unbearable lightness

This is the whimsical, weird, and sometimes wieldy love story of Tomas and Tereza, set mostly in Prague during the Russian invasion.  They meet while Tomas is visiting the small town where Tereza is working at a small inn, when she serves him his dinner.  After a bit of flirting, and circumstances that Tereza interprets as prescient, Tereza appears with her large suitcase at Tomas’s door and so they begin their lives together.

What is sometimes the charm of this story and sometimes the bane of the story is the perpetual tangent.  Most authors will backtrack to fill in context and background about the characters, and we see that here as well.  Occasionally, Kundera manages to create a lyrical lightness when he does this in this story.  Alternatively, while many authors will thread in an occasional plot line that seems disconnected but then ties in later unexpectedly, this book is plagued with so many tangents that do not tie in anywhere.  I feel as though this makes the book unnecessarily harder to read.

I will say that each of the characters is unique and colorfully drawn.  In choosing a third person narrator, Kundera provides almost a side door entrance into the minds of each of the characters and lets us know what each is thinking in his own, idiosyncratic way.  One fascinating character is Sabina, who is Tomas’s mistress.  She is an artist, very independent, and has her own lovers.  Through her, Kundera waxes very philosophical on what is light and what is heavy in life.   Through her we also see some of the consequences of the Communist regime changes, and she is the one character who manages to be free in her life choices and be free of the Communists ultimately.

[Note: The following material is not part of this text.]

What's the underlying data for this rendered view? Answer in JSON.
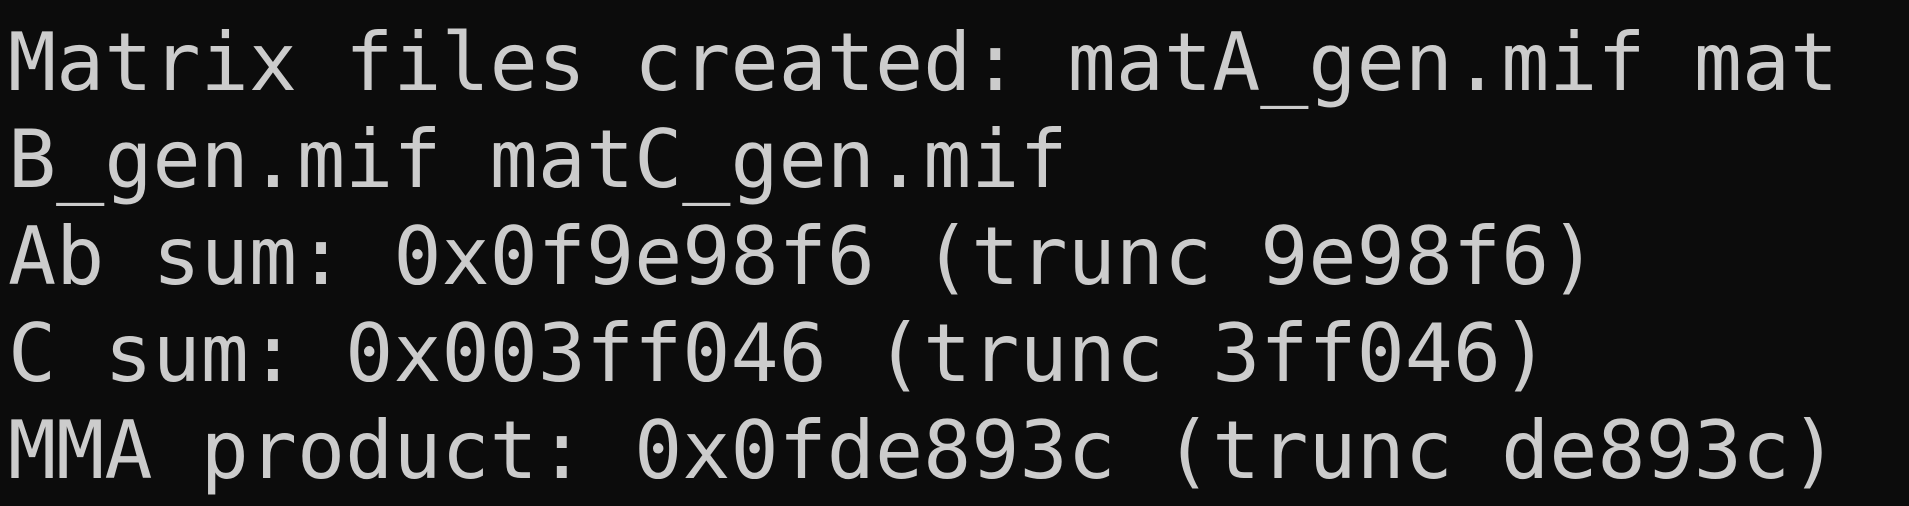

I think this is another of those books I would have liked to read in an English class, during which I might’ve digested more of the symbolism with others who were smarter than I and who were more familiar with the historical context than I.  I might’ve benefitted from that and appreciated the book more.  As it was, I did enjoy some of the writing, the creativity, and philosophical musings of the author, even while I found it occasionally onerous and hard to get through.